Records contained in a dataset:
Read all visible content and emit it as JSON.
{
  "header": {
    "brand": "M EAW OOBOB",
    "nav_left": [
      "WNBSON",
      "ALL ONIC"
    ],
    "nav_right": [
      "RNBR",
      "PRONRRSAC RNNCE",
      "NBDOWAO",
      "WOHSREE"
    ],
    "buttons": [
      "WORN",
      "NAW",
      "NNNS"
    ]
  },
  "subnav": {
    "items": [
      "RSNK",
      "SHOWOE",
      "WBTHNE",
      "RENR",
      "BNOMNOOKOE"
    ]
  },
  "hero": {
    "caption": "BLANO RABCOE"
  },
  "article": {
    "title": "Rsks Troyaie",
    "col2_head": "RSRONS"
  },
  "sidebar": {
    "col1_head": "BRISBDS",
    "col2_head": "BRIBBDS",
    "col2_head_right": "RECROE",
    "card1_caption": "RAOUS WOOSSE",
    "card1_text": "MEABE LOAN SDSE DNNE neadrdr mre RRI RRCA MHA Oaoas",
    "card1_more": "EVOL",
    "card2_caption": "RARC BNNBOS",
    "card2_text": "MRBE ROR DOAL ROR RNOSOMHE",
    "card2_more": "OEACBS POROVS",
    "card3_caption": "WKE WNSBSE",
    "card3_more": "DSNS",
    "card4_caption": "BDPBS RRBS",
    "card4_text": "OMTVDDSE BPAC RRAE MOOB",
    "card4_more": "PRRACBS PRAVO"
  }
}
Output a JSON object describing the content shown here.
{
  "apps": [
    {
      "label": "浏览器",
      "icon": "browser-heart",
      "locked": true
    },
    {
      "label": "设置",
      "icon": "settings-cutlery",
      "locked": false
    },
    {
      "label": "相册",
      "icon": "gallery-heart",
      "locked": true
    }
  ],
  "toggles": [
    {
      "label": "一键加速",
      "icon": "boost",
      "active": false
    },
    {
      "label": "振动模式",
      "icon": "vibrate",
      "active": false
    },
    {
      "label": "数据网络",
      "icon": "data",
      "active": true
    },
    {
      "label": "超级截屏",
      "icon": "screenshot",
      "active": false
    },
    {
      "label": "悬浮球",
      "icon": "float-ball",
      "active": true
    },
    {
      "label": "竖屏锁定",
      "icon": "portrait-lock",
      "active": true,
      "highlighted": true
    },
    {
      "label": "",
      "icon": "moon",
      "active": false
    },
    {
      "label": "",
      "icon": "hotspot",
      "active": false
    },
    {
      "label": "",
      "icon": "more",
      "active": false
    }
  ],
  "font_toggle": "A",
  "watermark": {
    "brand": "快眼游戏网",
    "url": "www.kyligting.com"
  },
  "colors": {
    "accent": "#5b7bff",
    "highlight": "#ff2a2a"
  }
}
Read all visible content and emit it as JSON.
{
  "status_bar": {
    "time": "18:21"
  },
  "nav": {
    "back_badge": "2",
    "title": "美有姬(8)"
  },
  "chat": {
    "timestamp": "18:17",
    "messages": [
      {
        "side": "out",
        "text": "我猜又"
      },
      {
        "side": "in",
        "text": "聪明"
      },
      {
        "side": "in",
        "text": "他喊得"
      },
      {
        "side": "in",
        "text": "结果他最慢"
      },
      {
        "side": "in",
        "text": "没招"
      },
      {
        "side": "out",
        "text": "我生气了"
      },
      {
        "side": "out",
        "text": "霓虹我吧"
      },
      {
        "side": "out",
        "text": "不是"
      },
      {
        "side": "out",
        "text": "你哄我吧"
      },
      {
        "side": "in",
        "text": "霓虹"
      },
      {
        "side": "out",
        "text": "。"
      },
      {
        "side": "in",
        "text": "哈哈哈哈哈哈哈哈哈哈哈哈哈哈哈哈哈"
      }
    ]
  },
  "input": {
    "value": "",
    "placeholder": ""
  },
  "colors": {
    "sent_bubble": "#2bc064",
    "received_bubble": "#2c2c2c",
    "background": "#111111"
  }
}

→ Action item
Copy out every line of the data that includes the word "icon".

→ Response below
      "icon": "browser-heart",
      "icon": "settings-cutlery",
      "icon": "gallery-heart",
      "icon": "boost",
      "icon": "vibrate",
      "icon": "data",
      "icon": "screenshot",
      "icon": "float-ball",
      "icon": "portrait-lock",
      "icon": "moon",
      "icon": "hotspot",
      "icon": "more",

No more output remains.